With this knowledge, several countries are testing whether infecting local mosquito populations with Wolbachia could lead to lower rates of viral disease in humans.
This time, the MRC scientists in Glasgow found that a novel strain – called ‘wAu’ – is even more effective for virus transmission blocking than the strains currently being used.
The effect is emphasised in hot, tropical climates where there is a high prevalence of these diseases.
Lead researcher, Professor Steve Sinkins, specialising in microbiology and tropical medicine at the MRC CVR, said:
“The Wolbachia transmission blocking strategy shows great promise for the control of mosquito-borne viruses, and is now starting to be deployed on a large scale in a number of tropical countries.
“Our results with the wAu strain showed by far the effective transmission blocking for all the viruses we tested, and it provides an exciting new option to explore for disease control programmes.”
Several Wolbachia strains have already been tested in the field, but there is evidence to suggest that some strains may not block transmission very effectively or may not be inherited efficiently at high ambient temperatures.
In the new study, the research team performed laboratory experiments to test the potential promise of alternative Wolbachia strains.
The researchers introduced four Wolbachia strains into Aedes aegypti mosquitoes, which do not naturally carry these anthropod-infecting bacteria.
Two of the strains, wMel and wAlbB had already been evaluated in prior studies, and the scientists wanted to compare their effects with those of two novel strains, wAu and wAlbA.
The analysis revealed particularly promising results for strain wAu.
After feeding on blood infected with dengue or Zika virus, mosquitoes infected with wAu had lower levels of viral RNA in their body tissue than did mosquitoes infected with the other strains.
wAu also showed very high rates of inheritance, including under high-temperature conditions.
Professor Sinkins holds a Global Challenges Research Fund (GCRF) grant, which is jointly awarded by the Biotechnology and Biological Sciences and Medical Research Councils (BBSRC and MRC).
With the funding, he will lead a global network studying vector-borne diseases, such as malaria, dengue and Zika.
The goal is to reduce and block the transmission of pathogens by releasing specific insect disease vectors.
Dr. Jonathan Pearce, Head of Infections and Immunity at the MRC, said:
“This is incredibly relevant research with implications that can be applied to pressing issues on the ground in many parts of the world.
These findings may be key to uncovering a new tool in the fight against the spread of mosquito-borne diseases.

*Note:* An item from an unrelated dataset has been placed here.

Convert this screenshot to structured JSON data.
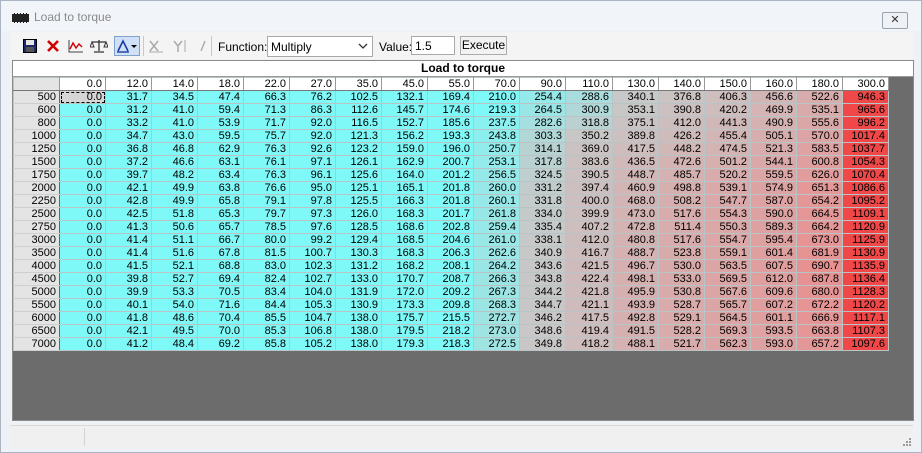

“Meanwhile, the international network is pulling together experts from a wide range of scientific disciplines to exchange knowledge and brainstorm promising new ways to target vector-borne diseases.”
Future research could explore strategies to maximize the effectiveness of wAu in the field, such as combining it with a second strain to help it spread throughout local mosquito populations.
More information: Thomas H. Ant et al. The Wolbachia strain wAu provides highly efficient virus transmission blocking in Aedes aegypti, PLOS Pathogens (2018). DOI: 10.1371/journal.ppat.1006815